Task statement: Scan the material below for the string "Private". Report every line that has it.

···

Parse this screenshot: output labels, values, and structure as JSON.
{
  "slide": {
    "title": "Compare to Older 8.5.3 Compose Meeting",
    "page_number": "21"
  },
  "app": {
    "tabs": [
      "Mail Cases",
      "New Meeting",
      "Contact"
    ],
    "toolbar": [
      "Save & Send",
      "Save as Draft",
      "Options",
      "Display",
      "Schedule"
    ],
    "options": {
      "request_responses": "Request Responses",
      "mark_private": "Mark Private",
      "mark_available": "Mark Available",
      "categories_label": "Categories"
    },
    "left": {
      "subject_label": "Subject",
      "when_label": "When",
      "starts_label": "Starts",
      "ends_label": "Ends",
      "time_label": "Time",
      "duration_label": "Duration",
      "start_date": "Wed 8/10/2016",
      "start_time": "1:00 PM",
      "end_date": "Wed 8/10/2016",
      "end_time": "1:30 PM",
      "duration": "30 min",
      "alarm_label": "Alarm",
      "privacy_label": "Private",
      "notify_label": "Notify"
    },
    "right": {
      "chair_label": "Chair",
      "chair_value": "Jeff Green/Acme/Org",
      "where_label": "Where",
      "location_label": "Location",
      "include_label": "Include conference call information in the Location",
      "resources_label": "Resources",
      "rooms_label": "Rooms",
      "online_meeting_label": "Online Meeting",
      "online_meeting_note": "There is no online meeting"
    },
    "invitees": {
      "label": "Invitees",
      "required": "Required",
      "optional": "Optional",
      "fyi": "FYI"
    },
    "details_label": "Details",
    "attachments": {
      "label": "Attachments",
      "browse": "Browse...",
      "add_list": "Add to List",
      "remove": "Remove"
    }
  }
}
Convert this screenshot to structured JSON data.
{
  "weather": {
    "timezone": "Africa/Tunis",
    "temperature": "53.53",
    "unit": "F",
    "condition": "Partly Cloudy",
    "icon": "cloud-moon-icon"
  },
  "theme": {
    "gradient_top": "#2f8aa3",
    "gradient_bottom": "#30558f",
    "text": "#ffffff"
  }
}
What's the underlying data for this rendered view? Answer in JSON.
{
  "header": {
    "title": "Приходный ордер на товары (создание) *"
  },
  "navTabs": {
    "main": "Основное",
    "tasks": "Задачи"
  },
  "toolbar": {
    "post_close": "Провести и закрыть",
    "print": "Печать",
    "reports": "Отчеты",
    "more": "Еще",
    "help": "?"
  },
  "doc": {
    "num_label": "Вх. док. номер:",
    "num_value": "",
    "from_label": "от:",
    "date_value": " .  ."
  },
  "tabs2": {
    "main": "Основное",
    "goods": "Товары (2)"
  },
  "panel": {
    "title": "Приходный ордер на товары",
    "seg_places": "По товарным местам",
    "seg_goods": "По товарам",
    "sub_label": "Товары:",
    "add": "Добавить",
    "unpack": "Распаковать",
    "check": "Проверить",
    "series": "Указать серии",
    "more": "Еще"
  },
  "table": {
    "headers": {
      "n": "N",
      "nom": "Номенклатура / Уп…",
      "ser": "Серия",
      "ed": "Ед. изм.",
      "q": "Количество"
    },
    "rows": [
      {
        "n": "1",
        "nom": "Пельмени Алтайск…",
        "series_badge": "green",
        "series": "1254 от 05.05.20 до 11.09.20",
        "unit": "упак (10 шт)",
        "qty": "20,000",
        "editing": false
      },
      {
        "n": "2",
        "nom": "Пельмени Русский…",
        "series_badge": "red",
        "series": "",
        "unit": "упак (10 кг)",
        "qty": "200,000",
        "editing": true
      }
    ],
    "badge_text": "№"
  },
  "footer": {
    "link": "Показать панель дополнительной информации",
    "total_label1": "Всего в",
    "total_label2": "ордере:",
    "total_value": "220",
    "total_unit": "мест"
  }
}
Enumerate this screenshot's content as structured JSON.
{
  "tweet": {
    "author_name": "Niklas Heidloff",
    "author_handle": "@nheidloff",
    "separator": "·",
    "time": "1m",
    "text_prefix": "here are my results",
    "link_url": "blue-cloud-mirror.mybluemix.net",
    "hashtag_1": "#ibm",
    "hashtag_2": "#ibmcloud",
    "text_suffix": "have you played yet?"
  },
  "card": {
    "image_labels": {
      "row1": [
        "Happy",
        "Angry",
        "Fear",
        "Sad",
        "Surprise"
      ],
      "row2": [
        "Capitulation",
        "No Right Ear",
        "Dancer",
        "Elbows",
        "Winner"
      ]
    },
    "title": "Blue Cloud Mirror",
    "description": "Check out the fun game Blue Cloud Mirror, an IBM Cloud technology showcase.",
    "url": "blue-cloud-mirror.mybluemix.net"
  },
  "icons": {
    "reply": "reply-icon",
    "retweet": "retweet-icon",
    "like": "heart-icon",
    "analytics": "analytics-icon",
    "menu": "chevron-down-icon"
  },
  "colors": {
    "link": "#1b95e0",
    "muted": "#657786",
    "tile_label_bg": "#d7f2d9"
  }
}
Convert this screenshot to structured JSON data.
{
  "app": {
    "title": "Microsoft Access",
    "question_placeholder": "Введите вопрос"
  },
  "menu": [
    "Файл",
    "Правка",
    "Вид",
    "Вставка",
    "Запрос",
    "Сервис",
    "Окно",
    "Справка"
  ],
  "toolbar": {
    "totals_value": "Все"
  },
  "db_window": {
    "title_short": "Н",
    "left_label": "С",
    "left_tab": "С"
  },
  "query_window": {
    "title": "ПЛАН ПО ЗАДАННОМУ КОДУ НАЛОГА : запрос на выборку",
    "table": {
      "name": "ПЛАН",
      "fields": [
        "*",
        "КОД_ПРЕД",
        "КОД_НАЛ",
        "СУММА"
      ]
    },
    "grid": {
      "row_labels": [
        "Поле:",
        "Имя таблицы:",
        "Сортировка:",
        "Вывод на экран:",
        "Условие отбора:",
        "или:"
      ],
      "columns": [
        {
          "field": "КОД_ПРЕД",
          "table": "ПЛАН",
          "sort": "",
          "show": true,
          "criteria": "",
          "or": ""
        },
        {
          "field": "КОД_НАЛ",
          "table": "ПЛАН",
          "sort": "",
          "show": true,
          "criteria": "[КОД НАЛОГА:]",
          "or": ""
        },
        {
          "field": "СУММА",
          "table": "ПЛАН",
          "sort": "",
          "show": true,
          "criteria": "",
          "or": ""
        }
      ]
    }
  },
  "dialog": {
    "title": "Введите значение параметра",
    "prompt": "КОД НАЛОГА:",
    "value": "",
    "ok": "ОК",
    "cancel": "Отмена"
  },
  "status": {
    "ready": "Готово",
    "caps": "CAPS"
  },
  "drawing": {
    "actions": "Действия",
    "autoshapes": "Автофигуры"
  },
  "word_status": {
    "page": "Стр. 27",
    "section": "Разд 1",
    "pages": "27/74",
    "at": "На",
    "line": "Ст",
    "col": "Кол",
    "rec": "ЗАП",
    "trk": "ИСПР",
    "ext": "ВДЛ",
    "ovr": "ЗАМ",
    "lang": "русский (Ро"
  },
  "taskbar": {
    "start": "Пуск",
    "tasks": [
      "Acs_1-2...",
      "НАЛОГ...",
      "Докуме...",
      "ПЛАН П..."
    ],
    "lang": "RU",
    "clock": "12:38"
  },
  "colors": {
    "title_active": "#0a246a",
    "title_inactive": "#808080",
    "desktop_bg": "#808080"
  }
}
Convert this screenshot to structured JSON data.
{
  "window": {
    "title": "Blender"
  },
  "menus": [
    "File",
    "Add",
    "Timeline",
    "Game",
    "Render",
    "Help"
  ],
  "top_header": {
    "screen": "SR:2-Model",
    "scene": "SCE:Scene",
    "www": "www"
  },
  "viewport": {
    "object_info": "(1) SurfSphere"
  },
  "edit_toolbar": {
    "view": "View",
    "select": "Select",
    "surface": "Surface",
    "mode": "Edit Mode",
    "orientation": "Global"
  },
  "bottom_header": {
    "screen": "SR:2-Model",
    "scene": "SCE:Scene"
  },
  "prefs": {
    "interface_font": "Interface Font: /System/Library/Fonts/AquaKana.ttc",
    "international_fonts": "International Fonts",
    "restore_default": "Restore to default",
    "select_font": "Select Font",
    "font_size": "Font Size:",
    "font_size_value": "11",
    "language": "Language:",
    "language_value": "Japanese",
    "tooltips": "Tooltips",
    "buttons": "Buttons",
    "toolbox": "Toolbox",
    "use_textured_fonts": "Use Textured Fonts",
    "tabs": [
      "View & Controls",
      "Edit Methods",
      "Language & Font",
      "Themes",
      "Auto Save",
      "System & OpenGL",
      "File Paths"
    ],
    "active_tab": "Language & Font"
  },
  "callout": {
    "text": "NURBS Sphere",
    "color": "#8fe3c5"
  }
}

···

Result of the exercise:
      "mark_private": "Mark Private",
      "privacy_label": "Private",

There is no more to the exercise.